ACTION ITEM> Given the entries below, please return each one exactly.

PROVIDED RECORDS>
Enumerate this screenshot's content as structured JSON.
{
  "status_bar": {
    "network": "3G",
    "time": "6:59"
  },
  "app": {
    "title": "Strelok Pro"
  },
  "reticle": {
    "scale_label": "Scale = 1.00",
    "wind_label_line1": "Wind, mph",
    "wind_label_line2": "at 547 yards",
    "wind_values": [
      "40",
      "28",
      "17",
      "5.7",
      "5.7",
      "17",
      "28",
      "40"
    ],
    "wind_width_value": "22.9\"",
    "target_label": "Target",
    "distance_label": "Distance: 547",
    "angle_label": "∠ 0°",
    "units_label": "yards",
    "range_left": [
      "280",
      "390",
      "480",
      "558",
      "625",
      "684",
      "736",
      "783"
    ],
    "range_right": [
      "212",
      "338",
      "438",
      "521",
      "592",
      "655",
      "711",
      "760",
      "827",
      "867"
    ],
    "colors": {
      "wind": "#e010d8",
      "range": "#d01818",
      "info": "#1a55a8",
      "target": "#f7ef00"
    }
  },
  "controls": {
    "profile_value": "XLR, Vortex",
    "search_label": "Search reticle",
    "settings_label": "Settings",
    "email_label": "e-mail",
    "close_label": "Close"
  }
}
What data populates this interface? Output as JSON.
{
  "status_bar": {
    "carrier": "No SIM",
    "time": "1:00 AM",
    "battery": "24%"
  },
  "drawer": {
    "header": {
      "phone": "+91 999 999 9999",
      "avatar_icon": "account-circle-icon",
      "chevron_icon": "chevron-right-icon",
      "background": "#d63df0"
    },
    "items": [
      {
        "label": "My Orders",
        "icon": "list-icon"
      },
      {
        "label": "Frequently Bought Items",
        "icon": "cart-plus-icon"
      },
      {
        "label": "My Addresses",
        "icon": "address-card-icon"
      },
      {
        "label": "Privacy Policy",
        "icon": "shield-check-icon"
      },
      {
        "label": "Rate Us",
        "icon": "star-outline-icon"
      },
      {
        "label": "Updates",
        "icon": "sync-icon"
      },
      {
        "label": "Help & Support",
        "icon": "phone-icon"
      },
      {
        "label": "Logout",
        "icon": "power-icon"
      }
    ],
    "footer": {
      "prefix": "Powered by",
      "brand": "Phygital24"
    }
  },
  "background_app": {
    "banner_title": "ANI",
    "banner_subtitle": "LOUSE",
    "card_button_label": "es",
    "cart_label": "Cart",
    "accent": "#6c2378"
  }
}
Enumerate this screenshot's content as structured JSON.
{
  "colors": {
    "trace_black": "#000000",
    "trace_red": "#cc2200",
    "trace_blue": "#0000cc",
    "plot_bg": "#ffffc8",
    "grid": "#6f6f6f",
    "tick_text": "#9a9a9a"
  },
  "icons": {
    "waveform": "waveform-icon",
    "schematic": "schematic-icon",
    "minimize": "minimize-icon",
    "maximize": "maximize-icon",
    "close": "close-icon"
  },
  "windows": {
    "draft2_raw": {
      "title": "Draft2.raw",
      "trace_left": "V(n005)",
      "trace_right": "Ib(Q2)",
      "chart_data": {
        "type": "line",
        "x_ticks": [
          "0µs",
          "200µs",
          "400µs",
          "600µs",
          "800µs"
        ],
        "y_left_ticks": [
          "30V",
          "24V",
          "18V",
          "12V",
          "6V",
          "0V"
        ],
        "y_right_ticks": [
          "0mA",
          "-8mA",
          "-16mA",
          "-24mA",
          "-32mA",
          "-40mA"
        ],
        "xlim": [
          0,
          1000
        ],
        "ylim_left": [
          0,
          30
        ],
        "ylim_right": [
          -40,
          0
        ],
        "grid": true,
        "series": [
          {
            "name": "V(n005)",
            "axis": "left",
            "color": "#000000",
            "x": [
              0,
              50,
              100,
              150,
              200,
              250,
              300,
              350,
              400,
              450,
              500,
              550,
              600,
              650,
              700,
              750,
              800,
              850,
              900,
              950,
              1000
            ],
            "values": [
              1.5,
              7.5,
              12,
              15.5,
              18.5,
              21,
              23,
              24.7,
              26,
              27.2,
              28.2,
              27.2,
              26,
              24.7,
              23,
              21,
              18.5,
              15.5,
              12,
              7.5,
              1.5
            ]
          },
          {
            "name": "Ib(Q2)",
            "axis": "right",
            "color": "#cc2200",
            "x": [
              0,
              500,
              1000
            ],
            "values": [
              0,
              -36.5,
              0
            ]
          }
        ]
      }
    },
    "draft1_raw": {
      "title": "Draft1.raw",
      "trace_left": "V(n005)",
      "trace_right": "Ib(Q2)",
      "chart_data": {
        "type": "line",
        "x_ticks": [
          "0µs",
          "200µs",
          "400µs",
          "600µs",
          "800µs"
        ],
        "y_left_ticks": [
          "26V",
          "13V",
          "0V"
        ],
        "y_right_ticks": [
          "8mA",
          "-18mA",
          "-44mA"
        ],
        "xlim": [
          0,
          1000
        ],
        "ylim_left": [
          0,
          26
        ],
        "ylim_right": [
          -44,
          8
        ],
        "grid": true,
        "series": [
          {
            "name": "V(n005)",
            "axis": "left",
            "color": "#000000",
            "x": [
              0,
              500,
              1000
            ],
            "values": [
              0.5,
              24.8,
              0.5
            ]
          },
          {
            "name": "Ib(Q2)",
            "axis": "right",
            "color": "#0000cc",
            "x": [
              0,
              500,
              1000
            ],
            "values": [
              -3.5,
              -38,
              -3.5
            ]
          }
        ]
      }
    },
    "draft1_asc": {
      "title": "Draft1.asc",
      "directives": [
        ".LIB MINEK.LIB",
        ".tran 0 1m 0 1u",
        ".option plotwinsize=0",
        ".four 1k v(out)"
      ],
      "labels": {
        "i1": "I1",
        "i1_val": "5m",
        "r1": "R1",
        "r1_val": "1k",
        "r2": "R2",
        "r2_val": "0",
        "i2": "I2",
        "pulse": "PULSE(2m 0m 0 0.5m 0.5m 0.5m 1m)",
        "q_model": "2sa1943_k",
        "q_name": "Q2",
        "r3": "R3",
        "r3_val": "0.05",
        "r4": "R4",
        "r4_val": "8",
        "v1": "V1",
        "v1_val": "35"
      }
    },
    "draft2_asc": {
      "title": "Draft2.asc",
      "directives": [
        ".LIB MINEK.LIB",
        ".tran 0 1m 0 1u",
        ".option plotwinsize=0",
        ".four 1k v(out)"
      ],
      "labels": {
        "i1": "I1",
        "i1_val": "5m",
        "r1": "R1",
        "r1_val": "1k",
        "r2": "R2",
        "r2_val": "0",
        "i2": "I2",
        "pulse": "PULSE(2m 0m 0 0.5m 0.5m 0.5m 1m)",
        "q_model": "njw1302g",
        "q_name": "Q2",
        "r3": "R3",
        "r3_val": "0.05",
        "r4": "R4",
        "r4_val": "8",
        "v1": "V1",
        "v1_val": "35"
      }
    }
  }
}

ANSWER TO THE EXERCISE>
Enumerate this screenshot's content as structured JSON.
{
  "status_bar": {
    "network": "3G",
    "time": "6:59"
  },
  "app": {
    "title": "Strelok Pro"
  },
  "reticle": {
    "scale_label": "Scale = 1.00",
    "wind_label_line1": "Wind, mph",
    "wind_label_line2": "at 547 yards",
    "wind_values": [
      "40",
      "28",
      "17",
      "5.7",
      "5.7",
      "17",
      "28",
      "40"
    ],
    "wind_width_value": "22.9\"",
    "target_label": "Target",
    "distance_label": "Distance: 547",
    "angle_label": "∠ 0°",
    "units_label": "yards",
    "range_left": [
      "280",
      "390",
      "480",
      "558",
      "625",
      "684",
      "736",
      "783"
    ],
    "range_right": [
      "212",
      "338",
      "438",
      "521",
      "592",
      "655",
      "711",
      "760",
      "827",
      "867"
    ],
    "colors": {
      "wind": "#e010d8",
      "range": "#d01818",
      "info": "#1a55a8",
      "target": "#f7ef00"
    }
  },
  "controls": {
    "profile_value": "XLR, Vortex",
    "search_label": "Search reticle",
    "settings_label": "Settings",
    "email_label": "e-mail",
    "close_label": "Close"
  }
}
What data populates this interface? Output as JSON.
{
  "status_bar": {
    "carrier": "No SIM",
    "time": "1:00 AM",
    "battery": "24%"
  },
  "drawer": {
    "header": {
      "phone": "+91 999 999 9999",
      "avatar_icon": "account-circle-icon",
      "chevron_icon": "chevron-right-icon",
      "background": "#d63df0"
    },
    "items": [
      {
        "label": "My Orders",
        "icon": "list-icon"
      },
      {
        "label": "Frequently Bought Items",
        "icon": "cart-plus-icon"
      },
      {
        "label": "My Addresses",
        "icon": "address-card-icon"
      },
      {
        "label": "Privacy Policy",
        "icon": "shield-check-icon"
      },
      {
        "label": "Rate Us",
        "icon": "star-outline-icon"
      },
      {
        "label": "Updates",
        "icon": "sync-icon"
      },
      {
        "label": "Help & Support",
        "icon": "phone-icon"
      },
      {
        "label": "Logout",
        "icon": "power-icon"
      }
    ],
    "footer": {
      "prefix": "Powered by",
      "brand": "Phygital24"
    }
  },
  "background_app": {
    "banner_title": "ANI",
    "banner_subtitle": "LOUSE",
    "card_button_label": "es",
    "cart_label": "Cart",
    "accent": "#6c2378"
  }
}
Enumerate this screenshot's content as structured JSON.
{
  "colors": {
    "trace_black": "#000000",
    "trace_red": "#cc2200",
    "trace_blue": "#0000cc",
    "plot_bg": "#ffffc8",
    "grid": "#6f6f6f",
    "tick_text": "#9a9a9a"
  },
  "icons": {
    "waveform": "waveform-icon",
    "schematic": "schematic-icon",
    "minimize": "minimize-icon",
    "maximize": "maximize-icon",
    "close": "close-icon"
  },
  "windows": {
    "draft2_raw": {
      "title": "Draft2.raw",
      "trace_left": "V(n005)",
      "trace_right": "Ib(Q2)",
      "chart_data": {
        "type": "line",
        "x_ticks": [
          "0µs",
          "200µs",
          "400µs",
          "600µs",
          "800µs"
        ],
        "y_left_ticks": [
          "30V",
          "24V",
          "18V",
          "12V",
          "6V",
          "0V"
        ],
        "y_right_ticks": [
          "0mA",
          "-8mA",
          "-16mA",
          "-24mA",
          "-32mA",
          "-40mA"
        ],
        "xlim": [
          0,
          1000
        ],
        "ylim_left": [
          0,
          30
        ],
        "ylim_right": [
          -40,
          0
        ],
        "grid": true,
        "series": [
          {
            "name": "V(n005)",
            "axis": "left",
            "color": "#000000",
            "x": [
              0,
              50,
              100,
              150,
              200,
              250,
              300,
              350,
              400,
              450,
              500,
              550,
              600,
              650,
              700,
              750,
              800,
              850,
              900,
              950,
              1000
            ],
            "values": [
              1.5,
              7.5,
              12,
              15.5,
              18.5,
              21,
              23,
              24.7,
              26,
              27.2,
              28.2,
              27.2,
              26,
              24.7,
              23,
              21,
              18.5,
              15.5,
              12,
              7.5,
              1.5
            ]
          },
          {
            "name": "Ib(Q2)",
            "axis": "right",
            "color": "#cc2200",
            "x": [
              0,
              500,
              1000
            ],
            "values": [
              0,
              -36.5,
              0
            ]
          }
        ]
      }
    },
    "draft1_raw": {
      "title": "Draft1.raw",
      "trace_left": "V(n005)",
      "trace_right": "Ib(Q2)",
      "chart_data": {
        "type": "line",
        "x_ticks": [
          "0µs",
          "200µs",
          "400µs",
          "600µs",
          "800µs"
        ],
        "y_left_ticks": [
          "26V",
          "13V",
          "0V"
        ],
        "y_right_ticks": [
          "8mA",
          "-18mA",
          "-44mA"
        ],
        "xlim": [
          0,
          1000
        ],
        "ylim_left": [
          0,
          26
        ],
        "ylim_right": [
          -44,
          8
        ],
        "grid": true,
        "series": [
          {
            "name": "V(n005)",
            "axis": "left",
            "color": "#000000",
            "x": [
              0,
              500,
              1000
            ],
            "values": [
              0.5,
              24.8,
              0.5
            ]
          },
          {
            "name": "Ib(Q2)",
            "axis": "right",
            "color": "#0000cc",
            "x": [
              0,
              500,
              1000
            ],
            "values": [
              -3.5,
              -38,
              -3.5
            ]
          }
        ]
      }
    },
    "draft1_asc": {
      "title": "Draft1.asc",
      "directives": [
        ".LIB MINEK.LIB",
        ".tran 0 1m 0 1u",
        ".option plotwinsize=0",
        ".four 1k v(out)"
      ],
      "labels": {
        "i1": "I1",
        "i1_val": "5m",
        "r1": "R1",
        "r1_val": "1k",
        "r2": "R2",
        "r2_val": "0",
        "i2": "I2",
        "pulse": "PULSE(2m 0m 0 0.5m 0.5m 0.5m 1m)",
        "q_model": "2sa1943_k",
        "q_name": "Q2",
        "r3": "R3",
        "r3_val": "0.05",
        "r4": "R4",
        "r4_val": "8",
        "v1": "V1",
        "v1_val": "35"
      }
    },
    "draft2_asc": {
      "title": "Draft2.asc",
      "directives": [
        ".LIB MINEK.LIB",
        ".tran 0 1m 0 1u",
        ".option plotwinsize=0",
        ".four 1k v(out)"
      ],
      "labels": {
        "i1": "I1",
        "i1_val": "5m",
        "r1": "R1",
        "r1_val": "1k",
        "r2": "R2",
        "r2_val": "0",
        "i2": "I2",
        "pulse": "PULSE(2m 0m 0 0.5m 0.5m 0.5m 1m)",
        "q_model": "njw1302g",
        "q_name": "Q2",
        "r3": "R3",
        "r3_val": "0.05",
        "r4": "R4",
        "r4_val": "8",
        "v1": "V1",
        "v1_val": "35"
      }
    }
  }
}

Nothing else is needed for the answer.